_What the exercise asks_
State how many lines of the records contain the string "container". Give the number alone.
Start of Block
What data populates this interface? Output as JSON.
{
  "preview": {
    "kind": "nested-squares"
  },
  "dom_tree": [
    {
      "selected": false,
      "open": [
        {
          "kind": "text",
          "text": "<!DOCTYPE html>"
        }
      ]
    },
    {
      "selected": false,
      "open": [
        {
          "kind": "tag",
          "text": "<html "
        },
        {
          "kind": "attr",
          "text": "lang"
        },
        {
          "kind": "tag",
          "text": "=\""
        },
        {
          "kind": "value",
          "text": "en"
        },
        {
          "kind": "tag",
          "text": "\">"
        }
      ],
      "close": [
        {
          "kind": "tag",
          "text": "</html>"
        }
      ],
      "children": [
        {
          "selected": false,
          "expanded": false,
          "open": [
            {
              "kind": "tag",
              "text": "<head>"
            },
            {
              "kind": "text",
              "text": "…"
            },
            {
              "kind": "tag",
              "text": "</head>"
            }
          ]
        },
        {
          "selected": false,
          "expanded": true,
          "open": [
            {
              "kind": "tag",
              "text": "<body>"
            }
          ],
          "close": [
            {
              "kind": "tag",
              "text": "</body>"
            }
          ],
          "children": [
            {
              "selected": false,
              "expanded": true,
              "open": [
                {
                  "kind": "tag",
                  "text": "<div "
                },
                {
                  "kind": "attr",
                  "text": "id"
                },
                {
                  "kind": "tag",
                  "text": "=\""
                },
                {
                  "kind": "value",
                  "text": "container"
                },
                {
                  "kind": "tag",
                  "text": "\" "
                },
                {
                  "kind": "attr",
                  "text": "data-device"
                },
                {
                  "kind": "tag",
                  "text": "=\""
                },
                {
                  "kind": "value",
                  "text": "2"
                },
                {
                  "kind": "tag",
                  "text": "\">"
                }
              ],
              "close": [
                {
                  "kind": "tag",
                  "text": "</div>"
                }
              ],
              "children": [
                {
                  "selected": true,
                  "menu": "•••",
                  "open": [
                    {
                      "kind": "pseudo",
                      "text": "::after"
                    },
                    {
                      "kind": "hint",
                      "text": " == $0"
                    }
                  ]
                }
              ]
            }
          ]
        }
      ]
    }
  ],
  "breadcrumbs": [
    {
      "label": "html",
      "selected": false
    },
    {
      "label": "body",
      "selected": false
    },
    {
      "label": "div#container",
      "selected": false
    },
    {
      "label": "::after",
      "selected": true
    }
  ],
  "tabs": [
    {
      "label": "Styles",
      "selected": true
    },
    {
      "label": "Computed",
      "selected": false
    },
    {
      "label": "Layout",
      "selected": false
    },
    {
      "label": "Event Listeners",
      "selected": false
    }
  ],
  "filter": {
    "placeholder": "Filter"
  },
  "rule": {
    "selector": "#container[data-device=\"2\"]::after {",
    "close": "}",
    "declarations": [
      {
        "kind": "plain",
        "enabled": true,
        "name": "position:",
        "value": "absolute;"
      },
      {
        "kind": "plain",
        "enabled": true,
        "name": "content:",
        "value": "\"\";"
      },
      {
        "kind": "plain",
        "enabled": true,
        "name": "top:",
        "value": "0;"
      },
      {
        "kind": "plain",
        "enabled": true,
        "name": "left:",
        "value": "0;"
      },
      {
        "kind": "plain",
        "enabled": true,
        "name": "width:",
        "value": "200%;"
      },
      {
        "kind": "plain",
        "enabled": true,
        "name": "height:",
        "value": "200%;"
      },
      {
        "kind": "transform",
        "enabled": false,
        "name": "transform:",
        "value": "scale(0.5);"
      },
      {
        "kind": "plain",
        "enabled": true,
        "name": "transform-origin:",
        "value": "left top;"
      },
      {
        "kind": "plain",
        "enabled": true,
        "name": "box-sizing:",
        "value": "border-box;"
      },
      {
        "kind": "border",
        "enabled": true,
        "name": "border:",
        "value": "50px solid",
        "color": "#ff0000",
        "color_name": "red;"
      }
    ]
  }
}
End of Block
_Answer below_
3